*WHAT YOU ARE ASKED TO DO*
Using the listing, work out the number of lines where "milk" shows up, and answer with that number alone.

*RECORD EXCERPTS*
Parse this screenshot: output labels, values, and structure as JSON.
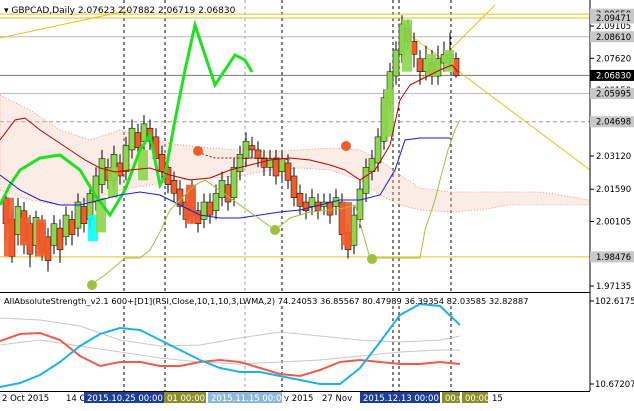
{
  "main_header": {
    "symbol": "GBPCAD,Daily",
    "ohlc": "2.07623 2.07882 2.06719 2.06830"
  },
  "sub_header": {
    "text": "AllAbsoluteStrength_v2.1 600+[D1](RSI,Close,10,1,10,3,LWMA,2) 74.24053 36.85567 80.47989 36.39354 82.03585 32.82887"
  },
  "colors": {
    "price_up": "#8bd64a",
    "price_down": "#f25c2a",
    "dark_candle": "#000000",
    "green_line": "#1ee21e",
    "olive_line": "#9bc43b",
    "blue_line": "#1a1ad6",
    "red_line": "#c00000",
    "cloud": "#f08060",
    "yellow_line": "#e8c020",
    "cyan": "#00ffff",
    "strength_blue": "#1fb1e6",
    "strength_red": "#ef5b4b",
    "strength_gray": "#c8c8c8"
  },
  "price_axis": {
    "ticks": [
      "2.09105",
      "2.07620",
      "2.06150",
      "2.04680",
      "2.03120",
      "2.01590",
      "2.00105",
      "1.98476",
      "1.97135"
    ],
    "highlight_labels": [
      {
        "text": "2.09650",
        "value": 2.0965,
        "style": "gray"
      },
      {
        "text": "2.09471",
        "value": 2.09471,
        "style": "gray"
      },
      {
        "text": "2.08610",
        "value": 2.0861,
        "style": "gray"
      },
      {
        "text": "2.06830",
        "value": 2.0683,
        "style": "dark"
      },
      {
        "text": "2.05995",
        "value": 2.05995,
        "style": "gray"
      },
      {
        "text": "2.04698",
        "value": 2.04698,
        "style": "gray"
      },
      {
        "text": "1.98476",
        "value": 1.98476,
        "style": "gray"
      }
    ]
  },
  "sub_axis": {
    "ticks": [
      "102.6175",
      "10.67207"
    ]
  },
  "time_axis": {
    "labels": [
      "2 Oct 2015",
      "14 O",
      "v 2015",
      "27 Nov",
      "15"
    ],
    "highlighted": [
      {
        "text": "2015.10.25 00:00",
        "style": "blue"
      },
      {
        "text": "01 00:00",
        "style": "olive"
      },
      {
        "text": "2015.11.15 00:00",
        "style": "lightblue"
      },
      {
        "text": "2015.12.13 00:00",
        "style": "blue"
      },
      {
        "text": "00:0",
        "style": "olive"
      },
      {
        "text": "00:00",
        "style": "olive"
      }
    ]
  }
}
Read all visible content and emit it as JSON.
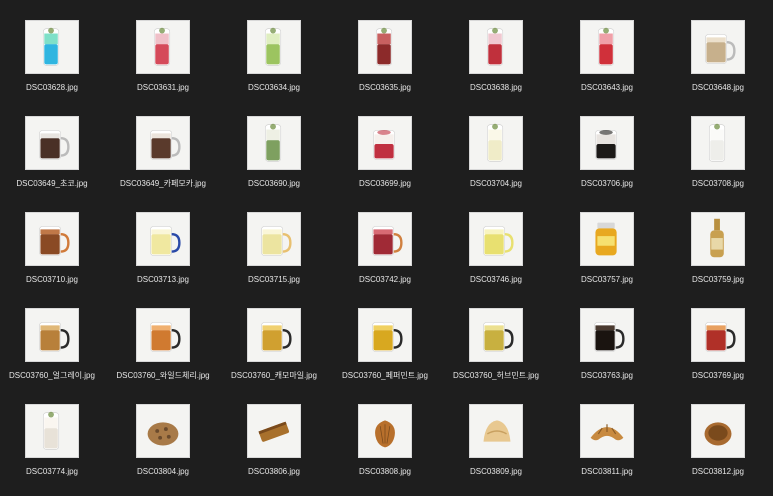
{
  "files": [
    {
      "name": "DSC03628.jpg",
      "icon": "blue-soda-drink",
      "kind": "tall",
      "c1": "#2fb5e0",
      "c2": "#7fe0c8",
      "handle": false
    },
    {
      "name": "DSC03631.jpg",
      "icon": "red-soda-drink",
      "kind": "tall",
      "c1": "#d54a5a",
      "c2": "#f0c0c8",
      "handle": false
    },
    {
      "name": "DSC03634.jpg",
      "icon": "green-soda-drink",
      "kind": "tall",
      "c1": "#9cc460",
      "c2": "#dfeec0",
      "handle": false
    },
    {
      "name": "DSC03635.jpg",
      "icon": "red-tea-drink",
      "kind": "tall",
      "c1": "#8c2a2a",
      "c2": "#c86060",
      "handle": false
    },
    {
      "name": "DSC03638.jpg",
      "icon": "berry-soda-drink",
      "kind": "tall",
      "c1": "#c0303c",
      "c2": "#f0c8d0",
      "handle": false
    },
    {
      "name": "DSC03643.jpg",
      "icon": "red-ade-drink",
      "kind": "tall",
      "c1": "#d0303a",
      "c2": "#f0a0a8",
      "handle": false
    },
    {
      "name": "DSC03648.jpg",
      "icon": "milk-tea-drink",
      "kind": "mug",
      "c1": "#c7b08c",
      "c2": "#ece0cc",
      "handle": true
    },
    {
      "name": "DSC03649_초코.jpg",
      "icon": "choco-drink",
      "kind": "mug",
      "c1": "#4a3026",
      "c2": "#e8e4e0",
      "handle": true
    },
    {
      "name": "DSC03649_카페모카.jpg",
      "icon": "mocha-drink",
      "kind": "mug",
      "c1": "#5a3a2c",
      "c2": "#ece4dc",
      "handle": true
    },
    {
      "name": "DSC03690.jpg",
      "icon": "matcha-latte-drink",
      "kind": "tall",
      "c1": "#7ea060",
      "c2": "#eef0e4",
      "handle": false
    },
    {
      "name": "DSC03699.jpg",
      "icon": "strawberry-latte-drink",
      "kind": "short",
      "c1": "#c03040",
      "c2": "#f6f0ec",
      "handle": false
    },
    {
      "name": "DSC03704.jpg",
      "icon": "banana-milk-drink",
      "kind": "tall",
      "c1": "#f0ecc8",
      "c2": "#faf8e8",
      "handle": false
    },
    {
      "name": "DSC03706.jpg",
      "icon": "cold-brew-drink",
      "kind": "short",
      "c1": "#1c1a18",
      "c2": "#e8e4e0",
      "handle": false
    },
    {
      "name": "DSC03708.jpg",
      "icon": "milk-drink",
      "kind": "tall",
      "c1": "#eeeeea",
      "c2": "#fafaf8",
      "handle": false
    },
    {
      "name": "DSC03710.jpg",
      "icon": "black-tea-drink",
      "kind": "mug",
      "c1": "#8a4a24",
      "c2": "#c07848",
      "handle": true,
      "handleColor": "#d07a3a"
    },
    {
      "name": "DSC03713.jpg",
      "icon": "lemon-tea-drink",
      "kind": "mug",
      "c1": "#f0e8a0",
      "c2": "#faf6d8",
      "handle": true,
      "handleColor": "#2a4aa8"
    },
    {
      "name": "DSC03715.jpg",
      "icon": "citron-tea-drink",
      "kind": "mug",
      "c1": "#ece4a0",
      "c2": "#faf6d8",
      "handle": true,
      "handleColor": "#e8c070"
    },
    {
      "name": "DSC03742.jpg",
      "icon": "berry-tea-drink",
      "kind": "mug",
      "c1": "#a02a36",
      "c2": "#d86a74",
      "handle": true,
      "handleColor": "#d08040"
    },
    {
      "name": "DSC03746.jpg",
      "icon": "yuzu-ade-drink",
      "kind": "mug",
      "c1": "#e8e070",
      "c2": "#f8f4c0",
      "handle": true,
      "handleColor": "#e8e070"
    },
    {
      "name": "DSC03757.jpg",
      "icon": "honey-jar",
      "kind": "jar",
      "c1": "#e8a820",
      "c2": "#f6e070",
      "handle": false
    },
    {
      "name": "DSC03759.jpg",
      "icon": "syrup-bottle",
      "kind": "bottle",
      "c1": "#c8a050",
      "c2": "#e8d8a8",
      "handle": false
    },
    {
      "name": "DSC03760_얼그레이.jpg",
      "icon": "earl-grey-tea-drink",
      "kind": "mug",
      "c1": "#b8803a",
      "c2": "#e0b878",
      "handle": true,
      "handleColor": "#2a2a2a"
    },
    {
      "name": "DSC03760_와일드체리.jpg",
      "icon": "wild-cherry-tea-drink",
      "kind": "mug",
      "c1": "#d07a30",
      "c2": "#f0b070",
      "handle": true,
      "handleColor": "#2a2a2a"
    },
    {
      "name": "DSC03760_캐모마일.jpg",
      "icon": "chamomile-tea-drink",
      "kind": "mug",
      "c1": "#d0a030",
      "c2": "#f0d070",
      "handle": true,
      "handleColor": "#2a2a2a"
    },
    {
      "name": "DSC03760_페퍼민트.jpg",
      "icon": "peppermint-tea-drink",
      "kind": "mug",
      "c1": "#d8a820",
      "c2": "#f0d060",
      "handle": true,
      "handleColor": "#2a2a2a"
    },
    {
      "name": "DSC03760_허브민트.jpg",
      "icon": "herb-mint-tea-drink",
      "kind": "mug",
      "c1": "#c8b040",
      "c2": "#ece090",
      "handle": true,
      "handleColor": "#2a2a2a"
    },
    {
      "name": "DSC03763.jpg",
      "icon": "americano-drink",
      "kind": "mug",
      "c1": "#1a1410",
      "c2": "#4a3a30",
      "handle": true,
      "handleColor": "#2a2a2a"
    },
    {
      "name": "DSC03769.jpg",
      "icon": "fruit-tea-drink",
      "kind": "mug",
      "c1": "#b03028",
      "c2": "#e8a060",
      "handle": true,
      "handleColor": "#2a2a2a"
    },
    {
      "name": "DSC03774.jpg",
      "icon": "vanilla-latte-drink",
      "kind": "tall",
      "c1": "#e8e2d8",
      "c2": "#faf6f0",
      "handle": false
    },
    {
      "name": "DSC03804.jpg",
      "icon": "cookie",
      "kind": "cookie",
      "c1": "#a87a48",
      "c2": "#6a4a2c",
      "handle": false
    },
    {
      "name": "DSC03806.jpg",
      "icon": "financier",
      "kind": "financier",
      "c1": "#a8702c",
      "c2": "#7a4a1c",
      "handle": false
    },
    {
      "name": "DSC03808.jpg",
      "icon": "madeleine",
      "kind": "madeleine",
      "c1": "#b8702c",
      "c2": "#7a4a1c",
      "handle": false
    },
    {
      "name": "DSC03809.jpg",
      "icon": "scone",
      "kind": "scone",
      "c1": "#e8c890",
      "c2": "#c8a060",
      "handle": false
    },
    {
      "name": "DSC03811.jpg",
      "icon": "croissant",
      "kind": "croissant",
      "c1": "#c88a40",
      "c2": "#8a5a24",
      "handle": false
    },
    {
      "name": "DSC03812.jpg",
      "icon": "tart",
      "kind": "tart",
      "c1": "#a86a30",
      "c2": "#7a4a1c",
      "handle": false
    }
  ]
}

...

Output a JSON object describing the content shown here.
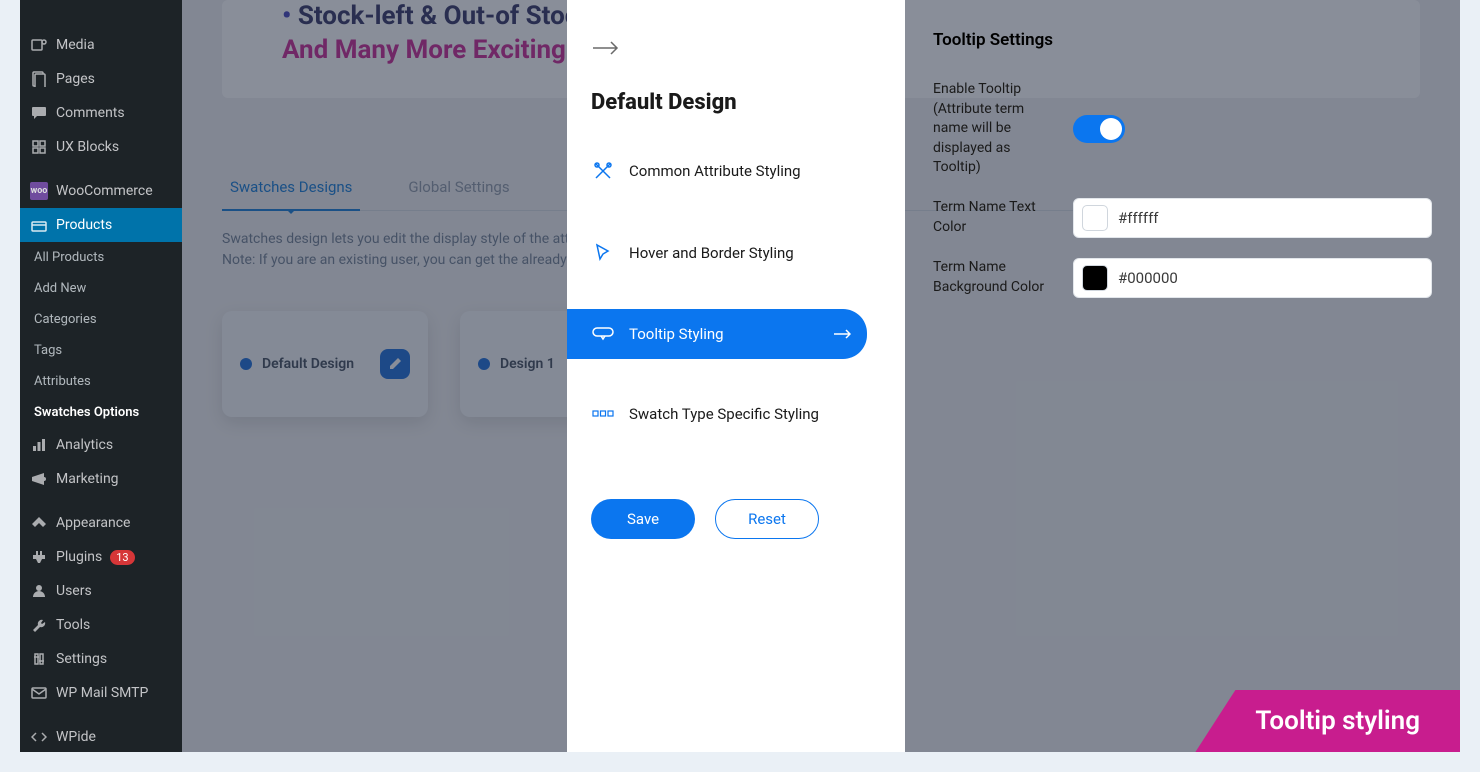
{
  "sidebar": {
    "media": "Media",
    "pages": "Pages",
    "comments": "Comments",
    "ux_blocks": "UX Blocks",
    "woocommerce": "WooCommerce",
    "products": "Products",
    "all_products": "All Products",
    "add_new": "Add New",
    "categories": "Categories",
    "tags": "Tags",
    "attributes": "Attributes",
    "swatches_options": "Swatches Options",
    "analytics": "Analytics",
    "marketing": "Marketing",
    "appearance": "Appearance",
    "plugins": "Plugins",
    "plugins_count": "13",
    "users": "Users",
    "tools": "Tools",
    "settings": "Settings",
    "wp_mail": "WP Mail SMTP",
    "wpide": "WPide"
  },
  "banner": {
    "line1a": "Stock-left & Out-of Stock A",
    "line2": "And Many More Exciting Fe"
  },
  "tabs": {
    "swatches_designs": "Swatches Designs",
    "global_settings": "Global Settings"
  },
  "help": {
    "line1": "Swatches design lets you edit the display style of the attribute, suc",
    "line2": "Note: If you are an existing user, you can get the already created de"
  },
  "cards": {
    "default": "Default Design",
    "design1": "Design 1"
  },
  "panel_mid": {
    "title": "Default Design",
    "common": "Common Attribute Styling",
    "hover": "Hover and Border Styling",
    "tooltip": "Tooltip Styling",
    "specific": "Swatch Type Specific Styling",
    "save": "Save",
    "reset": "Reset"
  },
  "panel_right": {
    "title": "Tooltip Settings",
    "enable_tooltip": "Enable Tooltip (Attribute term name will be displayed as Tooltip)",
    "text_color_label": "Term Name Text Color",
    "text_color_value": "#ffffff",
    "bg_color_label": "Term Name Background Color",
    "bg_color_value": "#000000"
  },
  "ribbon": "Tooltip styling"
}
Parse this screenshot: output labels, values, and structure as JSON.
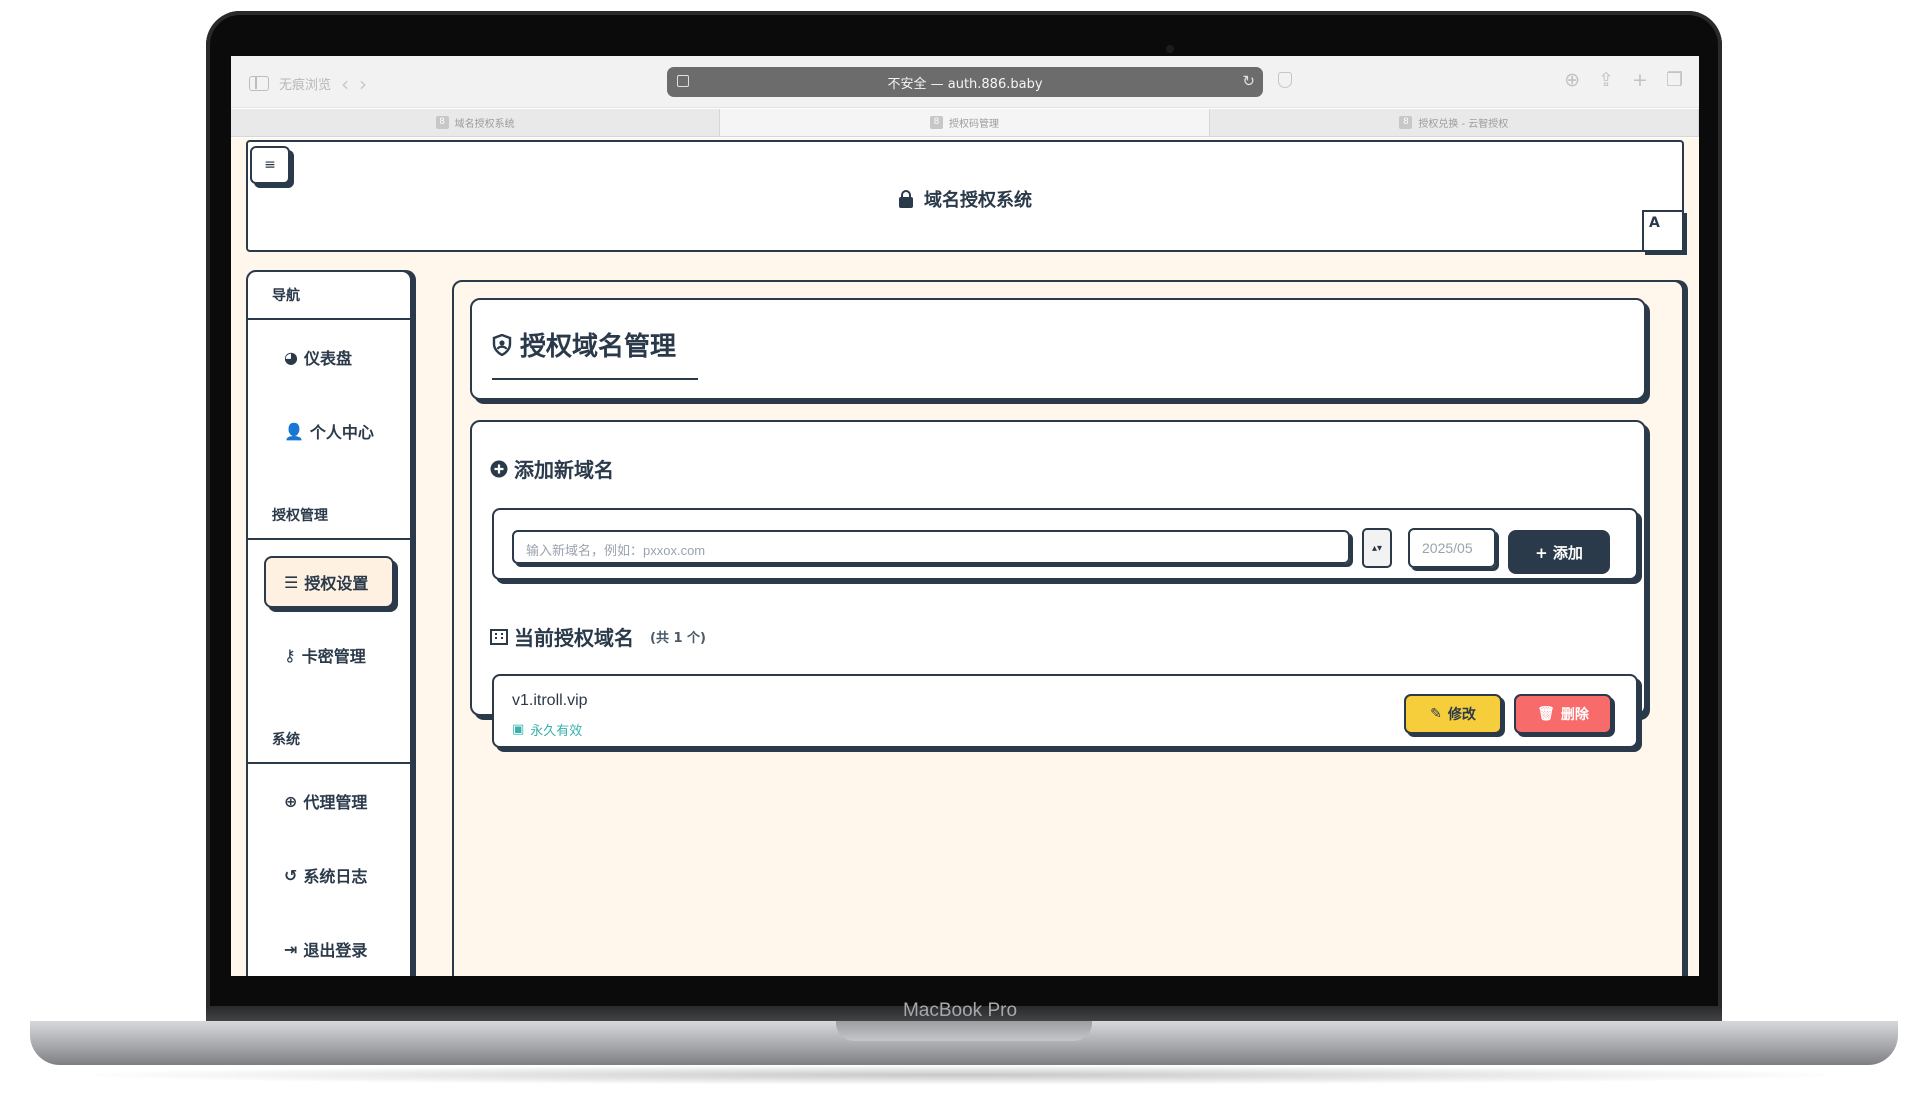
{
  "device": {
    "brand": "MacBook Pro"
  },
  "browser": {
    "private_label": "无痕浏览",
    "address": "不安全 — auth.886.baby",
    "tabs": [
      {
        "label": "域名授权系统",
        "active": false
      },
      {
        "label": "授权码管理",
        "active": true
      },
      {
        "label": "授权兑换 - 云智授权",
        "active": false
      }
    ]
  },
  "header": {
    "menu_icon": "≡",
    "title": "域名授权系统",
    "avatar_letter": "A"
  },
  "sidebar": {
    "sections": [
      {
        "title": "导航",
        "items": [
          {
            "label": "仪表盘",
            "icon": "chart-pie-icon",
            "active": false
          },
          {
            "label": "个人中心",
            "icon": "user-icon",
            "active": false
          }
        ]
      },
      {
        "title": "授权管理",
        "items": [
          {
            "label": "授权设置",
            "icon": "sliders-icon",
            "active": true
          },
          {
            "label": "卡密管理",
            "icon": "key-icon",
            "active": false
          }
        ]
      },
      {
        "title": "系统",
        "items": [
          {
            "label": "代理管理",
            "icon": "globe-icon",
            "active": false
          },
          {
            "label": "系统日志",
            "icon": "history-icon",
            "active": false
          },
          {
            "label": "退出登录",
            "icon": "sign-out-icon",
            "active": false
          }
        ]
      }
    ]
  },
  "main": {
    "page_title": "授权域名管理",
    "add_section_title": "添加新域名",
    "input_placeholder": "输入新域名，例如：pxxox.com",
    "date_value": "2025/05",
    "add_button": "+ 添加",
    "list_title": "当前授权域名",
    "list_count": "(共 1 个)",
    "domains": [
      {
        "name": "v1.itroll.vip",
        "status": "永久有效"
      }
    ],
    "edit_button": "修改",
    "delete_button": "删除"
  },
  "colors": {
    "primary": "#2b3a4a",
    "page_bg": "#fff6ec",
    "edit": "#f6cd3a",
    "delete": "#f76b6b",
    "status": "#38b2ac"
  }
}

*EXERCISE RESULT*
3